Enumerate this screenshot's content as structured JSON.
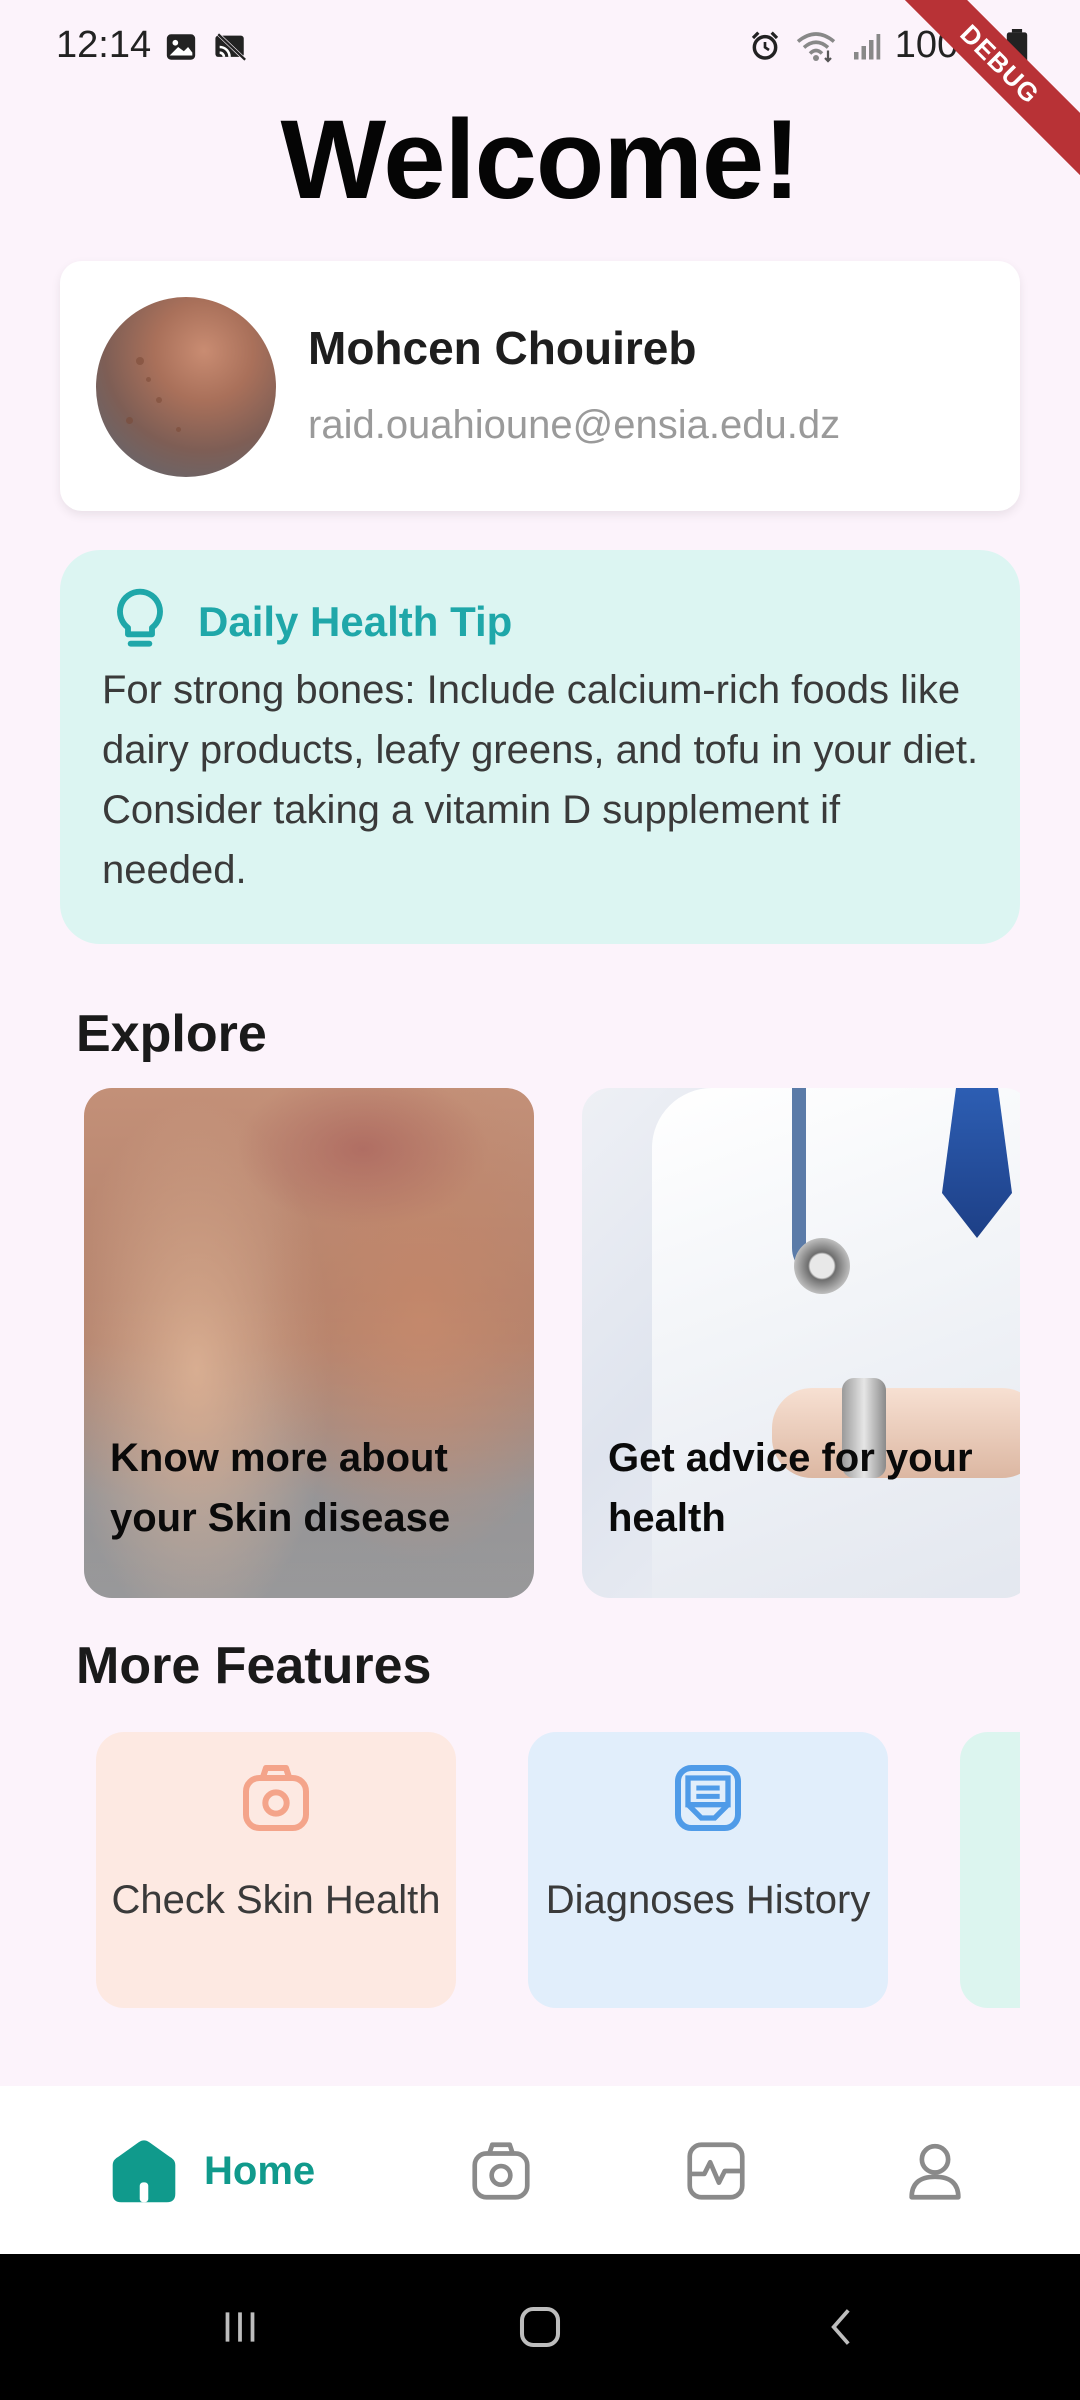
{
  "status_bar": {
    "time": "12:14",
    "battery": "100%",
    "debug_label": "DEBUG",
    "icons": [
      "image-icon",
      "cast-off-icon",
      "alarm-icon",
      "wifi-icon",
      "signal-icon",
      "battery-icon"
    ]
  },
  "welcome": "Welcome!",
  "profile": {
    "name": "Mohcen Chouireb",
    "email": "raid.ouahioune@ensia.edu.dz"
  },
  "tip": {
    "title": "Daily Health Tip",
    "body": "For strong bones: Include calcium-rich foods like dairy products, leafy greens, and tofu in your diet. Consider taking a vitamin D supplement if needed.",
    "accent_color": "#1fa7a9"
  },
  "explore": {
    "title": "Explore",
    "cards": [
      {
        "label": "Know more about your Skin disease"
      },
      {
        "label": "Get advice for your health"
      }
    ]
  },
  "features": {
    "title": "More Features",
    "items": [
      {
        "label": "Check Skin Health",
        "icon": "camera-icon",
        "color": "#f4a48a"
      },
      {
        "label": "Diagnoses History",
        "icon": "history-icon",
        "color": "#4f9be8"
      }
    ]
  },
  "bottom_nav": {
    "items": [
      {
        "label": "Home",
        "icon": "home-icon",
        "active": true
      },
      {
        "label": "",
        "icon": "camera-icon"
      },
      {
        "label": "",
        "icon": "health-activity-icon"
      },
      {
        "label": "",
        "icon": "profile-icon"
      }
    ],
    "active_color": "#109a8c"
  },
  "system_nav": [
    "recents-icon",
    "home-circle-icon",
    "back-icon"
  ]
}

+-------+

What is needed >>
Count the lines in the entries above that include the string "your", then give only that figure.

Written reply >>
3